In the spirit of this risk-to-opportunity ethos, a new website called the Global Opportunity Explorer contains business solutions for coping with global challenges, from water scarcity to hunger to urban transportation. The hope is that companies will use the site and see dollar signs where once they might just have seen intractable problems.
“With this platform we’re hoping to connect bigger companies with entrepreneurs who oftentimes have an invention that can be interesting for them,” says Laura Hammershoy, director of strategic innovation at Sustainia, a Copenhagen-based think tank and consultancy, one of three groups behind the initiative. “For companies, it’s not about greening the business anymore or reporting or risk management. It’s should be about innovating and capturing the opportunities that are out there.”
The risk-to-opportunity platform is organized according to the United Nations’s 17 Sustainable Development Goals. Click on SDG 2, which calls for an end to hunger, and you get solutions like bio-fertilizers that improve soils and raise agricultural yields. Click on SDG 6, covering clean water and sanitation, and you get ideas like a shower that recycles and cleans water after use. The idea is that if you’re a business looking to make your practices more sustainable, there are ideas–and potential partners here–in whatever area you operate in.
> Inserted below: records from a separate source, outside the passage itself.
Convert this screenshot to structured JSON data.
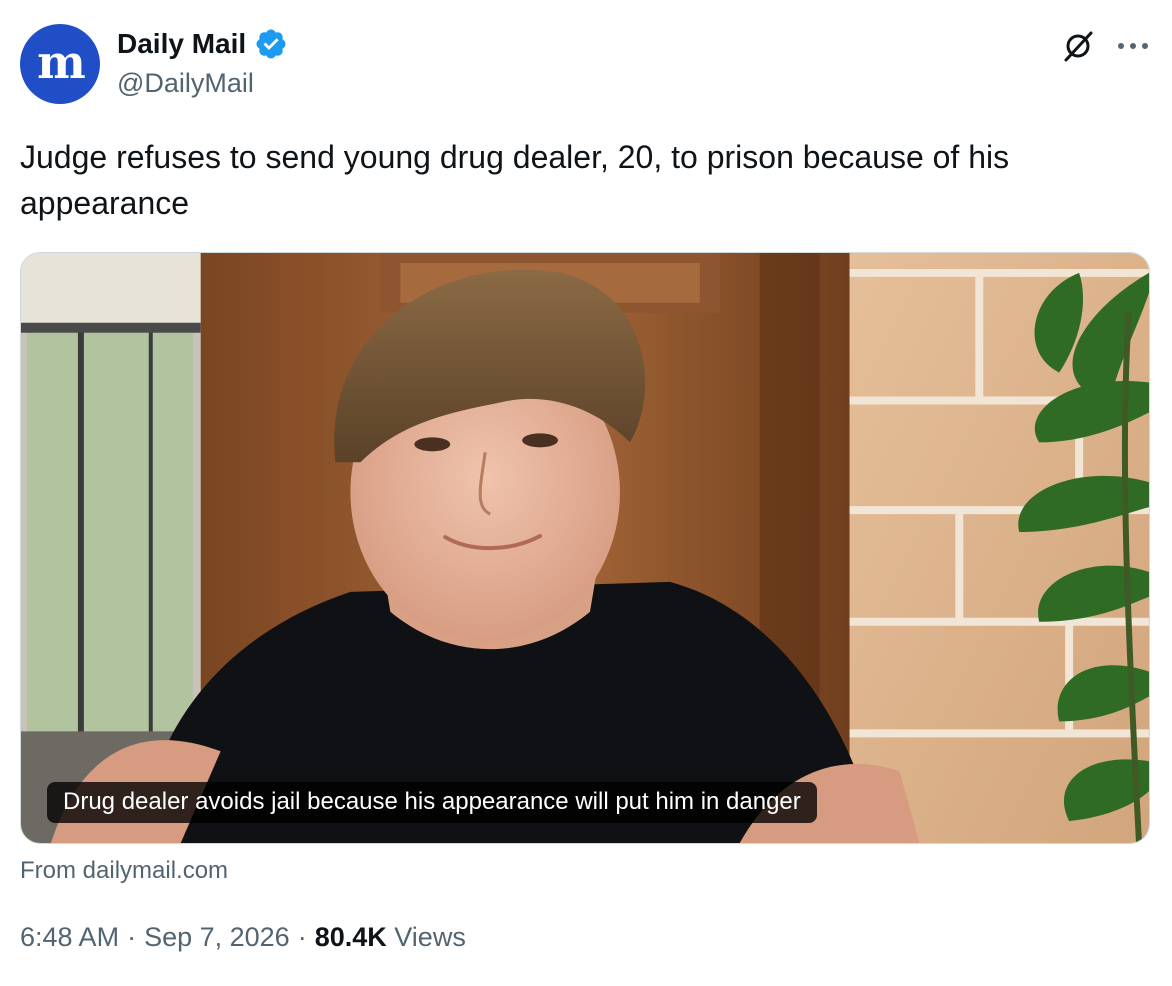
{
  "account": {
    "display_name": "Daily Mail",
    "handle": "@DailyMail",
    "avatar_letter": "m",
    "verified": true,
    "avatar_color": "#1f4ec6",
    "verified_color": "#1d9bf0"
  },
  "tweet": {
    "text": "Judge refuses to send young drug dealer, 20, to prison because of his appearance"
  },
  "media": {
    "caption": "Drug dealer avoids jail because his appearance will put him in danger",
    "source": "From dailymail.com"
  },
  "meta": {
    "time": "6:48 AM",
    "date": "Sep 7, 2026",
    "views_count": "80.4K",
    "views_label": "Views",
    "separator": "·"
  },
  "icons": {
    "grok": "grok-icon",
    "more": "more-options-icon",
    "verified": "verified-badge-icon"
  }
}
Hammershoy’s personal favorites include Ennesys, a French company creating building facades containing micro-algae. Fed by nutrients and wastewater, the plants give off heat and help cut building running costs. Another idea features the Econyl Regeneration System, which takes old fish nets and carpets and creates fresh nylon yarn. A third comes from Johannesburg, which in 2014 became the world’s first major city to issue a “green bond” to finance its climate mitigation investments.
The database, which is searchable by market, solution, and SDG, was put together by Sustainia, funded by DNV, a Norwegian engineering firm, and the UN Global Compact, which aims to harness the private sector for development activity.
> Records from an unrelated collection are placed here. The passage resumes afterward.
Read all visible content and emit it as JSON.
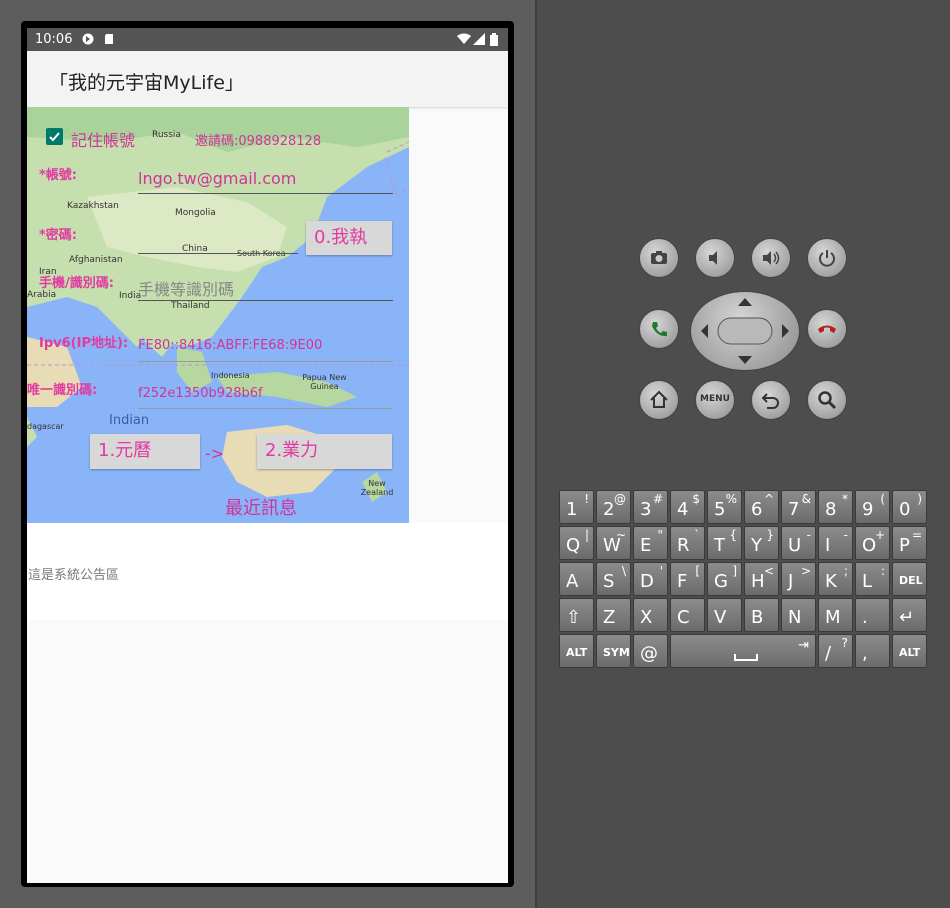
{
  "status_bar": {
    "time": "10:06"
  },
  "app": {
    "title": "「我的元宇宙MyLife」"
  },
  "form": {
    "remember_label": "記住帳號",
    "invite_code": "邀請碼:0988928128",
    "account_label": "*帳號:",
    "account_value": "lngo.tw@gmail.com",
    "password_label": "*密碼:",
    "phone_label": "手機/識別碼:",
    "phone_placeholder": "手機等識別碼",
    "ipv6_label": "Ipv6(IP地址):",
    "ipv6_value": "FE80::8416:ABFF:FE68:9E00",
    "uid_label": "唯一識別碼:",
    "uid_value": "f252e1350b928b6f",
    "btn_exec": "0.我執",
    "btn_calendar": "1.元曆",
    "arrow": "->",
    "btn_karma": "2.業力",
    "recent": "最近訊息"
  },
  "map_labels": {
    "russia": "Russia",
    "kazakhstan": "Kazakhstan",
    "mongolia": "Mongolia",
    "china": "China",
    "south_korea": "South Korea",
    "afghanistan": "Afghanistan",
    "iran": "Iran",
    "arabia": "Arabia",
    "india": "India",
    "thailand": "Thailand",
    "indonesia": "Indonesia",
    "png": "Papua New Guinea",
    "indian": "Indian",
    "madagascar": "dagascar",
    "new_zealand": "New Zealand"
  },
  "notice": {
    "text": "這是系統公告區"
  },
  "keyboard": {
    "row1": [
      [
        "1",
        "!"
      ],
      [
        "2",
        "@"
      ],
      [
        "3",
        "#"
      ],
      [
        "4",
        "$"
      ],
      [
        "5",
        "%"
      ],
      [
        "6",
        "^"
      ],
      [
        "7",
        "&"
      ],
      [
        "8",
        "*"
      ],
      [
        "9",
        "("
      ],
      [
        "0",
        ")"
      ]
    ],
    "row2": [
      [
        "Q",
        "|"
      ],
      [
        "W",
        "~"
      ],
      [
        "E",
        "\""
      ],
      [
        "R",
        "`"
      ],
      [
        "T",
        "{"
      ],
      [
        "Y",
        "}"
      ],
      [
        "U",
        "-"
      ],
      [
        "I",
        "-"
      ],
      [
        "O",
        "+"
      ],
      [
        "P",
        "="
      ]
    ],
    "row3": [
      [
        "A",
        ""
      ],
      [
        "S",
        "\\"
      ],
      [
        "D",
        "'"
      ],
      [
        "F",
        "["
      ],
      [
        "G",
        "]"
      ],
      [
        "H",
        "<"
      ],
      [
        "J",
        ">"
      ],
      [
        "K",
        ";"
      ],
      [
        "L",
        ":"
      ],
      [
        "DEL",
        ""
      ]
    ],
    "row4": [
      [
        "⇧",
        ""
      ],
      [
        "Z",
        ""
      ],
      [
        "X",
        ""
      ],
      [
        "C",
        ""
      ],
      [
        "V",
        ""
      ],
      [
        "B",
        ""
      ],
      [
        "N",
        ""
      ],
      [
        "M",
        ""
      ],
      [
        ".",
        ""
      ],
      [
        "↵",
        ""
      ]
    ],
    "alt": "ALT",
    "sym": "SYM",
    "at": "@",
    "slash": "/",
    "question": "?",
    "comma": ",",
    "alt2": "ALT"
  },
  "controls": {
    "menu": "MENU"
  }
}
“As I see it, either companies have understood that the demand is so big that there is money to be made by [allowing] people to engage in more sustainable lifestyles, or else they are part of the fossil fuel economy some way or the other, and don’t care about the sustainable transition,” Hammershoy says. She points to example of companies like Seventh Generation, Whole Foods, Patagonia, Siemens, and BASF, which have built businesses around sustainable products and services.
Hammershoy argues big business needs to get beyond the defensive crouch of risk management and corporate responsibility initiatives and roll up its sleeves. “This is all about turning risks into opportunities,” she says.